© 2017

Knowledge and Networks

  • Johannes Glückler
  • Emmanuel Lazega
  • Ingmar Hammer


  • This book is open access, which means that you have free and unlimited access

  • Presents a novel theoretical and empirical insight in the geography of knowledge

  • Offers an original focus on the intersection of knowledge, social networks and space

  • Contributions by leading experts from multidisciplinary perspectives show how space and networks affect processes of learning

Open Access

Part of the Knowledge and Space book series (KNAS, volume 11)

Table of contents

  1. Front Matter
    Pages i-xii
  2. Johannes Glückler, Emmanuel Lazega, Ingmar Hammer
    Pages 1-21 Open Access
  3. Knowledge About Networks

  4. Network Evolution and Social Outcomes

    1. Front Matter
      Pages 117-117
    2. Laura Prota, Maria Prosperina Vitale, Maria Rosaria D’Esposito
      Pages 169-190 Open Access
    3. Martin Kilduff, Ajay Mehra, Dennis A. (Denny) Gioia, Stephen Borgatti
      Pages 221-240 Open Access
  5. Network Geographies of Learning

    1. Front Matter
      Pages 241-241
    2. Satyam Mukherjee, Brian Uzzi, Benjamin F. Jones, Michael Stringer
      Pages 243-267 Open Access
    3. Johannes Glückler, Ingmar Hammer
      Pages 269-290 Open Access
    4. Christopher Ansell, Martin Lundin, Per Ola Öberg
      Pages 315-336 Open Access

About this book


This book discusses a core question in many fields of the social sciences, namely how to create, share and adopt new knowledge. It creates an original space for conversation between two lines of research that have developed largely in parallel for a long time: social network theory and the geography of knowledge. This book considers that relational thinking has become increasingly important for scholars to capture societal outcomes by studying social relations and networks, whereas the role of place, space and spatial scales has been somewhat neglected outside an emergent geography of knowledge.

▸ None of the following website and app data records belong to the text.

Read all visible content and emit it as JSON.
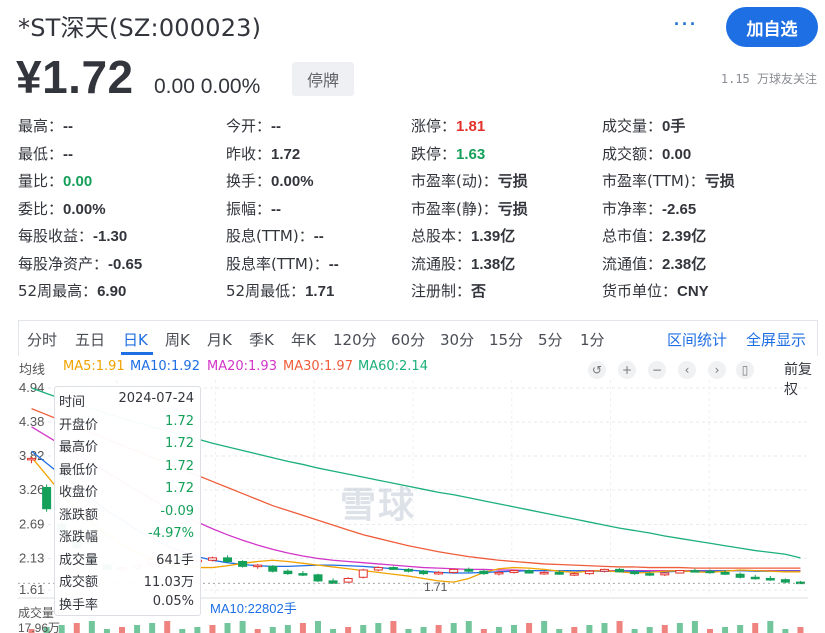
{
  "header": {
    "title": "*ST深天(SZ:000023)",
    "more_label": "···",
    "add_button": "加自选",
    "price": "¥1.72",
    "change": "0.00  0.00%",
    "status_badge": "停牌",
    "followers": "1.15 万球友关注"
  },
  "quote": {
    "rows": [
      [
        {
          "label": "最高：",
          "value": "--"
        },
        {
          "label": "今开：",
          "value": "--"
        },
        {
          "label": "涨停：",
          "value": "1.81",
          "color": "red"
        },
        {
          "label": "成交量：",
          "value": "0手"
        }
      ],
      [
        {
          "label": "最低：",
          "value": "--"
        },
        {
          "label": "昨收：",
          "value": "1.72"
        },
        {
          "label": "跌停：",
          "value": "1.63",
          "color": "green"
        },
        {
          "label": "成交额：",
          "value": "0.00"
        }
      ],
      [
        {
          "label": "量比：",
          "value": "0.00",
          "color": "green"
        },
        {
          "label": "换手：",
          "value": "0.00%"
        },
        {
          "label": "市盈率(动)：",
          "value": "亏损"
        },
        {
          "label": "市盈率(TTM)：",
          "value": "亏损"
        }
      ],
      [
        {
          "label": "委比：",
          "value": "0.00%"
        },
        {
          "label": "振幅：",
          "value": "--"
        },
        {
          "label": "市盈率(静)：",
          "value": "亏损"
        },
        {
          "label": "市净率：",
          "value": "-2.65"
        }
      ],
      [
        {
          "label": "每股收益：",
          "value": "-1.30"
        },
        {
          "label": "股息(TTM)：",
          "value": "--"
        },
        {
          "label": "总股本：",
          "value": "1.39亿"
        },
        {
          "label": "总市值：",
          "value": "2.39亿"
        }
      ],
      [
        {
          "label": "每股净资产：",
          "value": "-0.65"
        },
        {
          "label": "股息率(TTM)：",
          "value": "--"
        },
        {
          "label": "流通股：",
          "value": "1.38亿"
        },
        {
          "label": "流通值：",
          "value": "2.38亿"
        }
      ],
      [
        {
          "label": "52周最高：",
          "value": "6.90"
        },
        {
          "label": "52周最低：",
          "value": "1.71"
        },
        {
          "label": "注册制：",
          "value": "否"
        },
        {
          "label": "货币单位：",
          "value": "CNY"
        }
      ]
    ]
  },
  "tabs": {
    "items": [
      "分时",
      "五日",
      "日K",
      "周K",
      "月K",
      "季K",
      "年K",
      "120分",
      "60分",
      "30分",
      "15分",
      "5分",
      "1分"
    ],
    "active": "日K",
    "range_stats": "区间统计",
    "fullscreen": "全屏显示"
  },
  "ma_bar": {
    "label": "均线",
    "ma5": "MA5:1.91",
    "ma10": "MA10:1.92",
    "ma20": "MA20:1.93",
    "ma30": "MA30:1.97",
    "ma60": "MA60:2.14",
    "adjust": "前复权",
    "colors": {
      "ma5": "#f0a300",
      "ma10": "#1e6fe3",
      "ma20": "#d236c8",
      "ma30": "#ef5d3a",
      "ma60": "#1bb07a"
    }
  },
  "chart_data": {
    "type": "candlestick",
    "y_ticks": [
      "4.94",
      "4.38",
      "3.82",
      "3.26",
      "2.69",
      "2.13",
      "1.61"
    ],
    "ylim": [
      1.61,
      4.94
    ],
    "min_marker": "1.71",
    "ma60": [
      4.94,
      4.85,
      4.76,
      4.68,
      4.6,
      4.52,
      4.44,
      4.37,
      4.3,
      4.23,
      4.16,
      4.1,
      4.03,
      3.97,
      3.91,
      3.85,
      3.79,
      3.73,
      3.68,
      3.62,
      3.57,
      3.52,
      3.47,
      3.42,
      3.37,
      3.32,
      3.27,
      3.22,
      3.18,
      3.13,
      3.08,
      3.03,
      2.98,
      2.93,
      2.88,
      2.83,
      2.78,
      2.73,
      2.68,
      2.63,
      2.59,
      2.55,
      2.5,
      2.46,
      2.42,
      2.38,
      2.34,
      2.3,
      2.26,
      2.23,
      2.2,
      2.14
    ],
    "ma30": [
      4.6,
      4.5,
      4.4,
      4.3,
      4.2,
      4.1,
      4.0,
      3.9,
      3.8,
      3.7,
      3.6,
      3.5,
      3.4,
      3.3,
      3.2,
      3.1,
      3.0,
      2.92,
      2.84,
      2.76,
      2.68,
      2.6,
      2.52,
      2.46,
      2.4,
      2.34,
      2.29,
      2.24,
      2.2,
      2.16,
      2.13,
      2.1,
      2.08,
      2.06,
      2.04,
      2.03,
      2.02,
      2.01,
      2.0,
      1.99,
      1.99,
      1.98,
      1.98,
      1.98,
      1.97,
      1.97,
      1.97,
      1.97,
      1.97,
      1.97,
      1.97,
      1.97
    ],
    "ma20": [
      4.3,
      4.15,
      4.0,
      3.85,
      3.7,
      3.55,
      3.4,
      3.25,
      3.1,
      2.97,
      2.85,
      2.73,
      2.62,
      2.52,
      2.43,
      2.35,
      2.28,
      2.22,
      2.17,
      2.13,
      2.1,
      2.08,
      2.06,
      2.04,
      2.02,
      2.0,
      1.98,
      1.97,
      1.96,
      1.95,
      1.95,
      1.94,
      1.94,
      1.93,
      1.93,
      1.93,
      1.93,
      1.93,
      1.93,
      1.93,
      1.93,
      1.93,
      1.93,
      1.93,
      1.93,
      1.93,
      1.93,
      1.93,
      1.93,
      1.93,
      1.93,
      1.93
    ],
    "ma10": [
      3.9,
      3.7,
      3.5,
      3.3,
      3.1,
      2.92,
      2.76,
      2.6,
      2.46,
      2.34,
      2.24,
      2.16,
      2.1,
      2.06,
      2.03,
      2.01,
      2.0,
      2.0,
      2.01,
      2.02,
      2.02,
      2.01,
      2.0,
      1.98,
      1.96,
      1.94,
      1.92,
      1.9,
      1.89,
      1.89,
      1.9,
      1.91,
      1.92,
      1.93,
      1.93,
      1.93,
      1.93,
      1.92,
      1.92,
      1.92,
      1.92,
      1.91,
      1.91,
      1.92,
      1.92,
      1.92,
      1.93,
      1.93,
      1.92,
      1.92,
      1.92,
      1.92
    ],
    "ma5": [
      3.8,
      3.5,
      3.2,
      2.95,
      2.72,
      2.52,
      2.36,
      2.22,
      2.12,
      2.05,
      2.01,
      1.98,
      1.98,
      2.01,
      2.05,
      2.08,
      2.1,
      2.08,
      2.05,
      2.02,
      1.99,
      1.96,
      1.93,
      1.9,
      1.87,
      1.84,
      1.8,
      1.76,
      1.74,
      1.8,
      1.9,
      1.96,
      1.98,
      1.97,
      1.95,
      1.92,
      1.9,
      1.92,
      1.93,
      1.91,
      1.89,
      1.9,
      1.92,
      1.93,
      1.91,
      1.9,
      1.92,
      1.94,
      1.93,
      1.92,
      1.91,
      1.91
    ],
    "candles": [
      [
        3.76,
        3.8,
        3.7,
        3.78
      ],
      [
        3.3,
        3.35,
        2.9,
        2.95
      ],
      [
        2.7,
        2.75,
        2.5,
        2.55
      ],
      [
        2.42,
        2.46,
        2.25,
        2.3
      ],
      [
        2.2,
        2.24,
        2.05,
        2.1
      ],
      [
        2.02,
        2.05,
        1.92,
        1.95
      ],
      [
        1.96,
        2.0,
        1.93,
        1.98
      ],
      [
        1.97,
        2.03,
        1.95,
        2.02
      ],
      [
        2.03,
        2.15,
        2.02,
        2.12
      ],
      [
        2.12,
        2.2,
        2.1,
        2.18
      ],
      [
        2.16,
        2.2,
        2.08,
        2.1
      ],
      [
        2.08,
        2.12,
        2.04,
        2.1
      ],
      [
        2.1,
        2.16,
        2.08,
        2.14
      ],
      [
        2.14,
        2.18,
        2.06,
        2.08
      ],
      [
        2.08,
        2.1,
        1.98,
        2.0
      ],
      [
        2.0,
        2.04,
        1.96,
        2.02
      ],
      [
        2.0,
        2.02,
        1.9,
        1.92
      ],
      [
        1.92,
        1.95,
        1.86,
        1.88
      ],
      [
        1.88,
        1.92,
        1.84,
        1.86
      ],
      [
        1.86,
        1.88,
        1.74,
        1.76
      ],
      [
        1.76,
        1.8,
        1.71,
        1.72
      ],
      [
        1.74,
        1.82,
        1.73,
        1.8
      ],
      [
        1.82,
        1.96,
        1.8,
        1.94
      ],
      [
        1.94,
        2.0,
        1.92,
        1.98
      ],
      [
        1.98,
        2.0,
        1.94,
        1.95
      ],
      [
        1.95,
        1.97,
        1.9,
        1.92
      ],
      [
        1.92,
        1.94,
        1.86,
        1.88
      ],
      [
        1.88,
        1.92,
        1.86,
        1.9
      ],
      [
        1.9,
        1.96,
        1.88,
        1.95
      ],
      [
        1.95,
        1.98,
        1.9,
        1.92
      ],
      [
        1.92,
        1.94,
        1.86,
        1.88
      ],
      [
        1.88,
        1.92,
        1.85,
        1.9
      ],
      [
        1.9,
        1.94,
        1.88,
        1.93
      ],
      [
        1.93,
        1.95,
        1.88,
        1.89
      ],
      [
        1.89,
        1.92,
        1.86,
        1.9
      ],
      [
        1.9,
        1.93,
        1.86,
        1.87
      ],
      [
        1.87,
        1.9,
        1.84,
        1.88
      ],
      [
        1.88,
        1.94,
        1.86,
        1.92
      ],
      [
        1.92,
        1.96,
        1.9,
        1.95
      ],
      [
        1.95,
        1.97,
        1.9,
        1.91
      ],
      [
        1.91,
        1.93,
        1.86,
        1.88
      ],
      [
        1.88,
        1.9,
        1.84,
        1.86
      ],
      [
        1.86,
        1.9,
        1.84,
        1.89
      ],
      [
        1.89,
        1.94,
        1.88,
        1.93
      ],
      [
        1.93,
        1.96,
        1.9,
        1.92
      ],
      [
        1.92,
        1.95,
        1.88,
        1.9
      ],
      [
        1.9,
        1.93,
        1.86,
        1.87
      ],
      [
        1.87,
        1.9,
        1.8,
        1.82
      ],
      [
        1.82,
        1.86,
        1.78,
        1.8
      ],
      [
        1.8,
        1.84,
        1.76,
        1.78
      ],
      [
        1.78,
        1.8,
        1.72,
        1.74
      ],
      [
        1.74,
        1.76,
        1.71,
        1.72
      ]
    ],
    "volume_axis_label": "成交量",
    "volume_axis_value": "17.96万"
  },
  "tooltip": {
    "rows": [
      {
        "label": "时间",
        "value": "2024-07-24",
        "style": "plain"
      },
      {
        "label": "开盘价",
        "value": "1.72"
      },
      {
        "label": "最高价",
        "value": "1.72"
      },
      {
        "label": "最低价",
        "value": "1.72"
      },
      {
        "label": "收盘价",
        "value": "1.72"
      },
      {
        "label": "涨跌额",
        "value": "-0.09"
      },
      {
        "label": "涨跌幅",
        "value": "-4.97%"
      },
      {
        "label": "成交量",
        "value": "641手",
        "style": "plain"
      },
      {
        "label": "成交额",
        "value": "11.03万",
        "style": "plain"
      },
      {
        "label": "换手率",
        "value": "0.05%",
        "style": "plain"
      }
    ]
  },
  "volume_ma": {
    "ma10": "MA10:22802手"
  },
  "watermark": "雪球"
}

The individual contributions help integrate network arguments of connectivity, geographical arguments of contiguity and contextuality into a more comprehensive understanding of the ways in which people and organizations are constrained by and make use of space and networks for learning and innovation. Experts in the fields of geography, sociology, economics, political science, psychology, management and organizational studies develop conceptual models and propose empirical research that illustrates the ways in which networks and geography play together in processes of innovation, learning, leadership, and power.

This book is open access under a CC BY 4.0 license.


Knowledge and networks Geography of knowledge Social Network Analysis Network theory Innovation

Editors and affiliations

  • Johannes Glückler
    • 1
  • Emmanuel Lazega
    • 2
  • Ingmar Hammer
    • 3
  1. 1.Department of GeographyUniversity of HeidelbergHeidelbergGermany
  2. 2.Department of SociologyInstitutd’ Etudes Politiques de Paris (SPC) and and Centre for the Sociology of Organizations (CNRS)ParisFrance
  3. 3.Department of GeographyUniversity of HeidelbergHeidelbergGermany

About the editors

Johannes Glückler is Professor of Economic and Social Geography and Fellow of the Marsilius Center of Advanced Studies at Heidelberg University. His research follows a relational perspective and builds on theories of organization, networks and institutions in the analysis of the space economy. He serves on several boards of journals in the field of economic geography as well as a partner of the Schader Foundation in the area of social network research. As part of the European ERASMUS Teaching Mobility program, he is a regular visiting professor at the University of Salamanca. He is also co-founder of the M.Sc. Governance of Risks and Resources at the Heidelberg Center for Latin America in Santiago de Chile. He recently co-authored, with Harald Bathelt, The Relational Economy, Oxford University Press, 2011.

Emmanuel Lazega is professor of sociology at the Institut d’Etudes Politiques de Paris, a membre of the Centre de Sociologie des Organisations (CNRS), and current president of the European Academy of Sociology. His current research focuses on the dynamics of multilevel (individual and organizational) networks. He recently co-edited, with Tom A.B. Snijders, Multilevel Network Analysis for the Social Sciences: Theory, Methods and Applications, Springer, 2016. 

Ingmar Hammer is research associate at the University of Heidelberg. He studied geography, business and GIS at the University of Stuttgart and wrote his diploma thesis on innovation networks in biotechnology. Furthermore, Ingmar Hammer has worked in various companies in the high-tech sector. Among his research interests are innovation and business networks, methods of the social network analysis and their application to the analysis of business networks as well as geographies of services.

Bibliographic information